[Problem to solve] Provide the data again in its entirety, exactly as given.
──────── Data ────────
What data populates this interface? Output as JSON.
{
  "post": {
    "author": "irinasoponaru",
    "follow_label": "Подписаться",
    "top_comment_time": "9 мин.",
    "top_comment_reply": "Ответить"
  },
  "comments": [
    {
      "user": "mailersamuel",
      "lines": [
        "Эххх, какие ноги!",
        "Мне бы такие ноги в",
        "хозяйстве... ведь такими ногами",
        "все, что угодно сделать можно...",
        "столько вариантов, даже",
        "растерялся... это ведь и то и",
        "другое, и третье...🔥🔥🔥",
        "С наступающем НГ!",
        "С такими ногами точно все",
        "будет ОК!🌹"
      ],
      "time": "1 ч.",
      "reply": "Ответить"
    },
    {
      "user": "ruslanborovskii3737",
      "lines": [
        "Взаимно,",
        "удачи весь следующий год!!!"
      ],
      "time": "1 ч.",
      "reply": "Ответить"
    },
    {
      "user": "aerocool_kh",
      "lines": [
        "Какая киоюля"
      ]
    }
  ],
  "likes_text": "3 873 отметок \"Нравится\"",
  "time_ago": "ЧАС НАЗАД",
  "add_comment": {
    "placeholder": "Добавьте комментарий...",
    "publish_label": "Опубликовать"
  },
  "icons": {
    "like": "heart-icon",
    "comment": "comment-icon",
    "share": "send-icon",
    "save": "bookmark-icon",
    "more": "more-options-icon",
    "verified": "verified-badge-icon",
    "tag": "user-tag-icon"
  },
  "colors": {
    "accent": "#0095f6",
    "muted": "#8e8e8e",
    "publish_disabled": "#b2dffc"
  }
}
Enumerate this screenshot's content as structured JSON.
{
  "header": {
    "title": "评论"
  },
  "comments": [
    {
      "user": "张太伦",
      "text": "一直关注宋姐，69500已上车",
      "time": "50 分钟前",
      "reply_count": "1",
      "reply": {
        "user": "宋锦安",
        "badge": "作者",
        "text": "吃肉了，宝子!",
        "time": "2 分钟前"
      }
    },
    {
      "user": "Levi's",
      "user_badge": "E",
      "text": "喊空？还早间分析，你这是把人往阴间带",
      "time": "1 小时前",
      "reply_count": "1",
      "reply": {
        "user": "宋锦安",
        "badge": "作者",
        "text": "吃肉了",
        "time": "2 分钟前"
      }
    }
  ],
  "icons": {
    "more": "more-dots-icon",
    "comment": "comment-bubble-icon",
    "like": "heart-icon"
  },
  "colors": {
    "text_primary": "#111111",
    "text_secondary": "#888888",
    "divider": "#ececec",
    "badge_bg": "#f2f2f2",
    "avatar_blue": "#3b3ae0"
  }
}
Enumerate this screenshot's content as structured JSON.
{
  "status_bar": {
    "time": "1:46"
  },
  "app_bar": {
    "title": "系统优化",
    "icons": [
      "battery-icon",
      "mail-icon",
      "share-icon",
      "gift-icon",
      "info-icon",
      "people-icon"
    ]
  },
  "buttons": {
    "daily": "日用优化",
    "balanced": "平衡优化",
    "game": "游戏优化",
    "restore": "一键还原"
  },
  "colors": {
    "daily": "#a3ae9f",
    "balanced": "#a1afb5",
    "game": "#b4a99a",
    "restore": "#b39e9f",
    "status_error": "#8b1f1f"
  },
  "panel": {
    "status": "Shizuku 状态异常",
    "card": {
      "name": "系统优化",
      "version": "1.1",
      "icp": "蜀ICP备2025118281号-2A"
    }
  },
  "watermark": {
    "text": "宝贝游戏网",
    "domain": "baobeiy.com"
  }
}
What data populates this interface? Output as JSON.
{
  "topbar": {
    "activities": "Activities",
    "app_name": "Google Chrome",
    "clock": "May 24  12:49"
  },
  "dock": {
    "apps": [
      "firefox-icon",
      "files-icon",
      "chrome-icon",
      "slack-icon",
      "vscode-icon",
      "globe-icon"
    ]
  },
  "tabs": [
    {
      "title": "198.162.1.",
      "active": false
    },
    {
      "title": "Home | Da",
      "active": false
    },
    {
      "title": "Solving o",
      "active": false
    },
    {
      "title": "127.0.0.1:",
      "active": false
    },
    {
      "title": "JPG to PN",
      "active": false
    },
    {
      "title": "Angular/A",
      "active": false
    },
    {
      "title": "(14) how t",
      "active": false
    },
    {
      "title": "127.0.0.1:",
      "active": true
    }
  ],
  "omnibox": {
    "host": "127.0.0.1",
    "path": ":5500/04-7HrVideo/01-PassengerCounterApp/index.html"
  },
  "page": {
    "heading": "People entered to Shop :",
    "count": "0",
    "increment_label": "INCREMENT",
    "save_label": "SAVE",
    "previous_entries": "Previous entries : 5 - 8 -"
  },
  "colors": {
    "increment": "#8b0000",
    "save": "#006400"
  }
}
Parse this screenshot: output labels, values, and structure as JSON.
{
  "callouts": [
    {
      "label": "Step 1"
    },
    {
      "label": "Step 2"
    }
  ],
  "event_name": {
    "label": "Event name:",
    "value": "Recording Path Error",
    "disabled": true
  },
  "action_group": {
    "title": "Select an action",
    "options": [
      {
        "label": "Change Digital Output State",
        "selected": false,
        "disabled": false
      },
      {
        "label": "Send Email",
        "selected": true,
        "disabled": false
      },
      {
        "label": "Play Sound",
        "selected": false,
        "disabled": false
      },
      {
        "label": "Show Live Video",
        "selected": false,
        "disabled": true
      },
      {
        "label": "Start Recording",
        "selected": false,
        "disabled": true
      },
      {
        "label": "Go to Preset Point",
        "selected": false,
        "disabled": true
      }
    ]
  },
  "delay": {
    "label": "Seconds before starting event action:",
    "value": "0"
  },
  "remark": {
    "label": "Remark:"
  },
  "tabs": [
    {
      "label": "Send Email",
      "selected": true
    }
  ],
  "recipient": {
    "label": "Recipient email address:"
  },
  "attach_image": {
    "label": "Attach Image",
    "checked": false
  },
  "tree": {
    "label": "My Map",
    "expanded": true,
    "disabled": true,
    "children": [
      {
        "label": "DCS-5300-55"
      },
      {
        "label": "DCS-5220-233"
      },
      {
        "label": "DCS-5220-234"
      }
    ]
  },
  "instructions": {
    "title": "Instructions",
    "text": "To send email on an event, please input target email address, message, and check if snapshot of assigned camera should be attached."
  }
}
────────
[Solution for this problem]
What data populates this interface? Output as JSON.
{
  "post": {
    "author": "irinasoponaru",
    "follow_label": "Подписаться",
    "top_comment_time": "9 мин.",
    "top_comment_reply": "Ответить"
  },
  "comments": [
    {
      "user": "mailersamuel",
      "lines": [
        "Эххх, какие ноги!",
        "Мне бы такие ноги в",
        "хозяйстве... ведь такими ногами",
        "все, что угодно сделать можно...",
        "столько вариантов, даже",
        "растерялся... это ведь и то и",
        "другое, и третье...🔥🔥🔥",
        "С наступающем НГ!",
        "С такими ногами точно все",
        "будет ОК!🌹"
      ],
      "time": "1 ч.",
      "reply": "Ответить"
    },
    {
      "user": "ruslanborovskii3737",
      "lines": [
        "Взаимно,",
        "удачи весь следующий год!!!"
      ],
      "time": "1 ч.",
      "reply": "Ответить"
    },
    {
      "user": "aerocool_kh",
      "lines": [
        "Какая киоюля"
      ]
    }
  ],
  "likes_text": "3 873 отметок \"Нравится\"",
  "time_ago": "ЧАС НАЗАД",
  "add_comment": {
    "placeholder": "Добавьте комментарий...",
    "publish_label": "Опубликовать"
  },
  "icons": {
    "like": "heart-icon",
    "comment": "comment-icon",
    "share": "send-icon",
    "save": "bookmark-icon",
    "more": "more-options-icon",
    "verified": "verified-badge-icon",
    "tag": "user-tag-icon"
  },
  "colors": {
    "accent": "#0095f6",
    "muted": "#8e8e8e",
    "publish_disabled": "#b2dffc"
  }
}
Enumerate this screenshot's content as structured JSON.
{
  "header": {
    "title": "评论"
  },
  "comments": [
    {
      "user": "张太伦",
      "text": "一直关注宋姐，69500已上车",
      "time": "50 分钟前",
      "reply_count": "1",
      "reply": {
        "user": "宋锦安",
        "badge": "作者",
        "text": "吃肉了，宝子!",
        "time": "2 分钟前"
      }
    },
    {
      "user": "Levi's",
      "user_badge": "E",
      "text": "喊空？还早间分析，你这是把人往阴间带",
      "time": "1 小时前",
      "reply_count": "1",
      "reply": {
        "user": "宋锦安",
        "badge": "作者",
        "text": "吃肉了",
        "time": "2 分钟前"
      }
    }
  ],
  "icons": {
    "more": "more-dots-icon",
    "comment": "comment-bubble-icon",
    "like": "heart-icon"
  },
  "colors": {
    "text_primary": "#111111",
    "text_secondary": "#888888",
    "divider": "#ececec",
    "badge_bg": "#f2f2f2",
    "avatar_blue": "#3b3ae0"
  }
}
Enumerate this screenshot's content as structured JSON.
{
  "status_bar": {
    "time": "1:46"
  },
  "app_bar": {
    "title": "系统优化",
    "icons": [
      "battery-icon",
      "mail-icon",
      "share-icon",
      "gift-icon",
      "info-icon",
      "people-icon"
    ]
  },
  "buttons": {
    "daily": "日用优化",
    "balanced": "平衡优化",
    "game": "游戏优化",
    "restore": "一键还原"
  },
  "colors": {
    "daily": "#a3ae9f",
    "balanced": "#a1afb5",
    "game": "#b4a99a",
    "restore": "#b39e9f",
    "status_error": "#8b1f1f"
  },
  "panel": {
    "status": "Shizuku 状态异常",
    "card": {
      "name": "系统优化",
      "version": "1.1",
      "icp": "蜀ICP备2025118281号-2A"
    }
  },
  "watermark": {
    "text": "宝贝游戏网",
    "domain": "baobeiy.com"
  }
}
What data populates this interface? Output as JSON.
{
  "topbar": {
    "activities": "Activities",
    "app_name": "Google Chrome",
    "clock": "May 24  12:49"
  },
  "dock": {
    "apps": [
      "firefox-icon",
      "files-icon",
      "chrome-icon",
      "slack-icon",
      "vscode-icon",
      "globe-icon"
    ]
  },
  "tabs": [
    {
      "title": "198.162.1.",
      "active": false
    },
    {
      "title": "Home | Da",
      "active": false
    },
    {
      "title": "Solving o",
      "active": false
    },
    {
      "title": "127.0.0.1:",
      "active": false
    },
    {
      "title": "JPG to PN",
      "active": false
    },
    {
      "title": "Angular/A",
      "active": false
    },
    {
      "title": "(14) how t",
      "active": false
    },
    {
      "title": "127.0.0.1:",
      "active": true
    }
  ],
  "omnibox": {
    "host": "127.0.0.1",
    "path": ":5500/04-7HrVideo/01-PassengerCounterApp/index.html"
  },
  "page": {
    "heading": "People entered to Shop :",
    "count": "0",
    "increment_label": "INCREMENT",
    "save_label": "SAVE",
    "previous_entries": "Previous entries : 5 - 8 -"
  },
  "colors": {
    "increment": "#8b0000",
    "save": "#006400"
  }
}
Parse this screenshot: output labels, values, and structure as JSON.
{
  "callouts": [
    {
      "label": "Step 1"
    },
    {
      "label": "Step 2"
    }
  ],
  "event_name": {
    "label": "Event name:",
    "value": "Recording Path Error",
    "disabled": true
  },
  "action_group": {
    "title": "Select an action",
    "options": [
      {
        "label": "Change Digital Output State",
        "selected": false,
        "disabled": false
      },
      {
        "label": "Send Email",
        "selected": true,
        "disabled": false
      },
      {
        "label": "Play Sound",
        "selected": false,
        "disabled": false
      },
      {
        "label": "Show Live Video",
        "selected": false,
        "disabled": true
      },
      {
        "label": "Start Recording",
        "selected": false,
        "disabled": true
      },
      {
        "label": "Go to Preset Point",
        "selected": false,
        "disabled": true
      }
    ]
  },
  "delay": {
    "label": "Seconds before starting event action:",
    "value": "0"
  },
  "remark": {
    "label": "Remark:"
  },
  "tabs": [
    {
      "label": "Send Email",
      "selected": true
    }
  ],
  "recipient": {
    "label": "Recipient email address:"
  },
  "attach_image": {
    "label": "Attach Image",
    "checked": false
  },
  "tree": {
    "label": "My Map",
    "expanded": true,
    "disabled": true,
    "children": [
      {
        "label": "DCS-5300-55"
      },
      {
        "label": "DCS-5220-233"
      },
      {
        "label": "DCS-5220-234"
      }
    ]
  },
  "instructions": {
    "title": "Instructions",
    "text": "To send email on an event, please input target email address, message, and check if snapshot of assigned camera should be attached."
  }
}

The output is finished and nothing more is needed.